Voting Blogs: Of Politicians and Girl Scouts: First Thoughts on the Supreme Court’s Judicial Campaign Finance Decision | More Soft Money Hard Law

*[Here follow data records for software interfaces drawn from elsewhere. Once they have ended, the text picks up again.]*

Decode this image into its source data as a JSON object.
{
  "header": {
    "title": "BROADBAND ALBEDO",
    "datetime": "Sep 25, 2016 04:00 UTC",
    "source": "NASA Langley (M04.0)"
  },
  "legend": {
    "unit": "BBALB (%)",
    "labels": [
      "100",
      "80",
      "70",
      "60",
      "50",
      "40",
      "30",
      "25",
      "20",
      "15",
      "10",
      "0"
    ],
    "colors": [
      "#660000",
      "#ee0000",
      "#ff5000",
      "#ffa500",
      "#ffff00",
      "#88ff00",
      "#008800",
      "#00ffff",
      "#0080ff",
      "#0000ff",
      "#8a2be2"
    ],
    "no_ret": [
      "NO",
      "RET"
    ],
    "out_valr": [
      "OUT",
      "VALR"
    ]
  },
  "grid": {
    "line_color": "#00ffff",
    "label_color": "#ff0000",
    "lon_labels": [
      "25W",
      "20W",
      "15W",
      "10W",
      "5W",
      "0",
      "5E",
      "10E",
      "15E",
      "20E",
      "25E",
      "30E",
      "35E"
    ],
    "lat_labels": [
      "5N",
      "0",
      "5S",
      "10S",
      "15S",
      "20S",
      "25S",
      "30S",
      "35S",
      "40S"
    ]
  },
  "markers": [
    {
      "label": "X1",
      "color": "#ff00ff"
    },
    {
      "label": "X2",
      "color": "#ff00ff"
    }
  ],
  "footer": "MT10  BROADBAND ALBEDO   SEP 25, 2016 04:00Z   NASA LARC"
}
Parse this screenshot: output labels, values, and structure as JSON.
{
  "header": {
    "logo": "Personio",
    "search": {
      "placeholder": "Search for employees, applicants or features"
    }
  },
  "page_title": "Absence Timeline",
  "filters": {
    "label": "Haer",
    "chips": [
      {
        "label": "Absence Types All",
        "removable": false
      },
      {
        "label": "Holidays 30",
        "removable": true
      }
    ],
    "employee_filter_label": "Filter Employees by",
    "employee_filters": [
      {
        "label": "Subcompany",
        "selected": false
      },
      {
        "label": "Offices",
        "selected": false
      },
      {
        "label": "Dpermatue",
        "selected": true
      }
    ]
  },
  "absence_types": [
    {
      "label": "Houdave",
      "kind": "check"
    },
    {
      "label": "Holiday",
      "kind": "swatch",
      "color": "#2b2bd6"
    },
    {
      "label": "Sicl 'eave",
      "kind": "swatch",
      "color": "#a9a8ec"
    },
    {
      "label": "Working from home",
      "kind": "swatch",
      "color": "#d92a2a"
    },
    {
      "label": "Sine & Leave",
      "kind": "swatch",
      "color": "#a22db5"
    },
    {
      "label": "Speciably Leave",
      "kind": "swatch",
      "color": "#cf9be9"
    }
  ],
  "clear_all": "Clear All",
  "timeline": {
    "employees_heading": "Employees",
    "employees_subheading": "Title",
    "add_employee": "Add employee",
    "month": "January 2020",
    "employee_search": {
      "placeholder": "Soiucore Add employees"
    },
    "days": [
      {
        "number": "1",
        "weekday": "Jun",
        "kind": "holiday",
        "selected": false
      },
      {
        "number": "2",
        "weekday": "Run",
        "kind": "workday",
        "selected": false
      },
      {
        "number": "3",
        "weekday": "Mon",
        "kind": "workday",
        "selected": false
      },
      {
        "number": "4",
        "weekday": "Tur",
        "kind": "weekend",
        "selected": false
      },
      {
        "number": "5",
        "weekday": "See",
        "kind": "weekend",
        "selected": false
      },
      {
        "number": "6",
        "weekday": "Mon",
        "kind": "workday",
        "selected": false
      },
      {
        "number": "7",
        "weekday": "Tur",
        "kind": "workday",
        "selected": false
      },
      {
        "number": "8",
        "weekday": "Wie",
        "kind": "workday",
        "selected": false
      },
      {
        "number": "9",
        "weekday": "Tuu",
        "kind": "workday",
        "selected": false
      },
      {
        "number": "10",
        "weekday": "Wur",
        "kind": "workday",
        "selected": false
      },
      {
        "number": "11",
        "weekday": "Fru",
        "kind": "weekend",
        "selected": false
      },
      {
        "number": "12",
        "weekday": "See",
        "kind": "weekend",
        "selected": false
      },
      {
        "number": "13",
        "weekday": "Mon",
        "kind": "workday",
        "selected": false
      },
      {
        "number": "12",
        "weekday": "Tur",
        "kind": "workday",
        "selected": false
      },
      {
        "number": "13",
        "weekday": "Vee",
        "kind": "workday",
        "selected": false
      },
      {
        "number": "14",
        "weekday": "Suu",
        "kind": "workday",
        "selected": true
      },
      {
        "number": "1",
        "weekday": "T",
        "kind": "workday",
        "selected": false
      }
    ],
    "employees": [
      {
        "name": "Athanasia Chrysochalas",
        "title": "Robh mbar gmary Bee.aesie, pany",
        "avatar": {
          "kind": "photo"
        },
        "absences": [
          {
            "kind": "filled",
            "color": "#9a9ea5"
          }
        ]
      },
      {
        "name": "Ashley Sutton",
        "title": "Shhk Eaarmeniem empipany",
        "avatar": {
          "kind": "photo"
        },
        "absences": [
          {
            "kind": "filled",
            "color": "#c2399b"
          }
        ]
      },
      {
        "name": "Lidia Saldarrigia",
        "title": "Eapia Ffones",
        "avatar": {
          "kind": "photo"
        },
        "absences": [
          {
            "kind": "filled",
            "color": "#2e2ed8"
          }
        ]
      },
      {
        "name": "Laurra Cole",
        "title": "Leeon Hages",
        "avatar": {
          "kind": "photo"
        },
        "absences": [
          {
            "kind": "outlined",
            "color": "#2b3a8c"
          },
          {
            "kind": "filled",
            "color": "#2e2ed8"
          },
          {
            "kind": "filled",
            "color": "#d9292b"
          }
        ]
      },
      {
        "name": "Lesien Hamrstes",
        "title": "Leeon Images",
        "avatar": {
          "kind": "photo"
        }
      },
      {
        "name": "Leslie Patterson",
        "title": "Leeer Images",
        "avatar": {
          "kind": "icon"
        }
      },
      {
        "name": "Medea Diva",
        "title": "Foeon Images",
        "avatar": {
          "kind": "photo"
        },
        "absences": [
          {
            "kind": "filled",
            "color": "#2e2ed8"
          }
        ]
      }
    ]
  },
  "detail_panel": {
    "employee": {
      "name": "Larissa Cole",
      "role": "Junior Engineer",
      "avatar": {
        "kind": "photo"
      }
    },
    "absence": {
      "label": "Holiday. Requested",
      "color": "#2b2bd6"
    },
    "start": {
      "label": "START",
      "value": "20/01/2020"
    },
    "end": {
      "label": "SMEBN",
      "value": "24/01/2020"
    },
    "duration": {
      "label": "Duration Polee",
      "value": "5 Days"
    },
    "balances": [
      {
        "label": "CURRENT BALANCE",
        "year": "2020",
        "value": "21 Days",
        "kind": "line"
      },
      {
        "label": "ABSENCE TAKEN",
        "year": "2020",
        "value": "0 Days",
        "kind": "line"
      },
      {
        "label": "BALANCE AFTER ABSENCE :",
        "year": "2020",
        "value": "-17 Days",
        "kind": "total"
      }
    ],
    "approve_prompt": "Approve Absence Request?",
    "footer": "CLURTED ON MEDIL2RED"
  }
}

The Court’s campaign finance jurisprudence has come under just criticism for its incoherence, and today’s decision on judicial campaign finance does not mark a step toward improvement. There is much to be said about the case, but a good starting point is the question of whether Chief Justice Roberts is right to say—in fact, to assert flatly—that “judges are not politicians.” Williams-Yulee v. Florida Bar, No. 13-499, slip op. at 1 (2015). The Chief Justice is joined in this view, quite emphatically, by Justice Ginsburg, who argues, as she has before, that judges do not participate in representative democratic processes—and so are not properly seen to be politicians. Over a decade ago, in Republican Party of Minnesota v. White, Justice Scalia, then writing for the Court, had countered that the distinction drawn between judicial and other elections had been exaggerated: “the complete separation of the judiciary from the enterprise of “representative government”…is not a true picture of the American system.” 536 U.S. 765, 784. In the case today, the Court doubles down on the contrary proposition.